She saved four match points on a hot and blustery afternoon but framed a smash on the fifth to give Pera the biggest win of her career.
The 23-year-old lost in qualifying and only made it into the main draw of a Slam for the first time as a lucky loser, after another player withdrew through injury.
The Croatia-born American goes on to face Barbora Strycova in the third round after the Czech 20th seed beat Spain’s Lara Arruabarrena 6-3 6-4.
‘I was a little uncoordinated today’
Konta could not cope with the pace and depth coming at her on show court two, as Pera attacked relentlessly off her returns and forehand.
The Briton’s serve failed to make its usual impact, with the average speed down 9kmph on her previous match as she finished without hitting a single ace.
Despite landing 70% of her first serves, she would end the match having won just 54% of those points, while 14 winners illustrated her struggle to hit through Pera.
“I think my serve definitely let me down a little bit today,” Konta said.
An overhead that was completely missed, followed soon after by a mis-hit smash on match point, summed up the way her game had unravelled.
“I do think I was a little uncoordinated today,” Konta told BBC Radio 5 live.
“I don’t think I’ve fallen over on my own two feet since I was going through growth spurts.”
Pera pressure too much for Konta
It was clear from the outset that Pera was going to provide a far sterner test than her ranking suggested, with a break point going begging in the first game.
A “come on!” from Konta just for holding serve at 3-3 told of the pressure that Pera was applying, and two brilliant returns gave the American the only break of the first set.
The conditions were playing their part, with Konta missing successive backhands from mid-court as the wind swirled, but two double faults in a row suggested the occasion might finally be getting to Pera as she slipped 2-0 behind in the second set.
That theory was debunked within minutes as Pera tore into another Konta service game, breaking straight back after the Briton telegraphed a poor drop shot.
Konta was under huge pressure now, battling well to save five break points before Pera made the seemingly decisive breakthrough at 4-3.
There was a final flash of resistance from Konta.
She staved off three match points and then broke to level at 5-5, but a desperate service game followed and she would end up flat on her back on the baseline as Pera broke for a fourth time.
With her game creaking, Konta’s spirit remained willing at least.
A fourth match point was seen off before Pera finally clinched the win of her life, when the Briton could only frame a smash into the stands on match point number five.
“I just didn’t play great,” Konta added. “I think it’s a part of tennis. It’s a part of everyone’s career.
“I think you can count on one hand how many perfect matches you have.
“I’d like to think as the season goes on and as I keep putting the work in, that I’ll just keep trying to find a way.”
BBC Sport tennis correspondent Russell Fuller
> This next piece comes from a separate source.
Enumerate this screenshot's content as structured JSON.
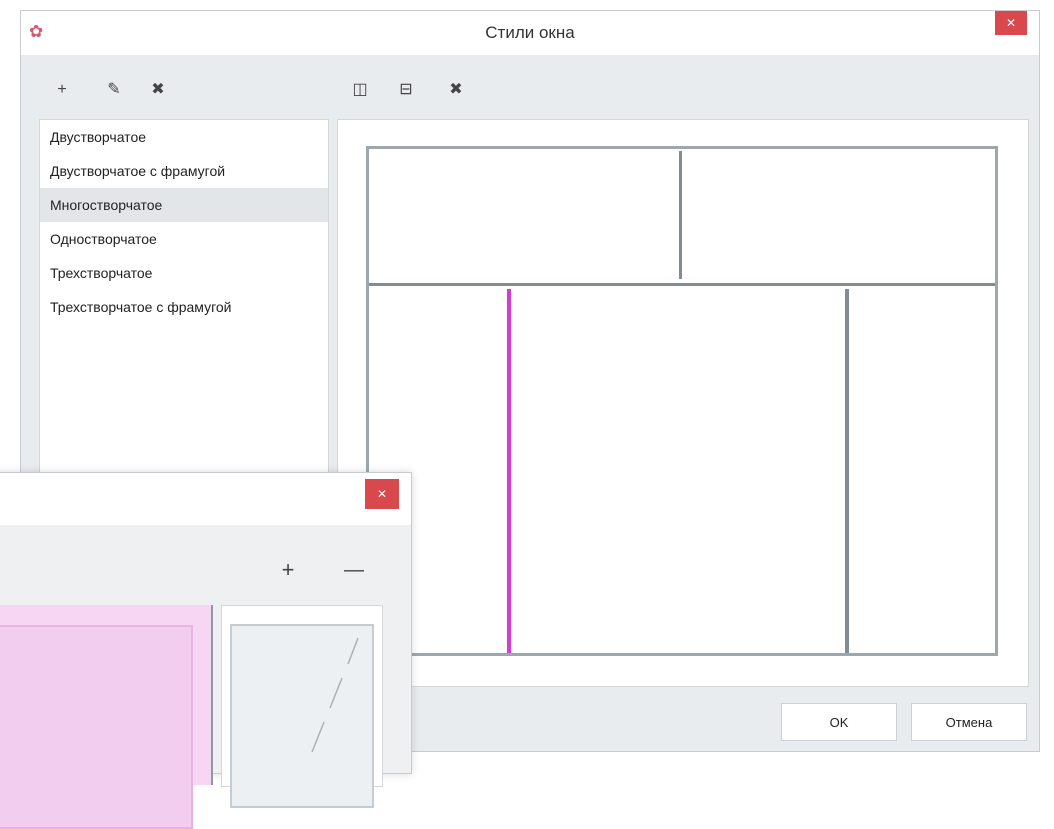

Pera hit nearly twice as many winners as Konta, and at times she made the ninth seed’s serve look lightweight. She was simply magnificent, and played with aggression and freedom for virtually the entire match.
There was no great spark from Konta in the first set, but she appeared comfortable enough until a barrage of winners gave Pera a love break and ultimately the first set.
Anxiety spread through Konta in the second set. She somehow lost her footing and played no shot to a Pera return which gave the American a 6-5 lead. The glare of the scorching midday sun was intense, and serves and overheads started coming off the frame of Konta’s racquet: decisively, when match point down for a fifth time.
Konta enjoyed a consistent run of success (away from the clay) for the two years after she first made a name for herself at the 2015 US Open. She has now lost eight of her last 11 matches, and along with new coach Michael Joyce has a problem or two to solve in the coming weeks.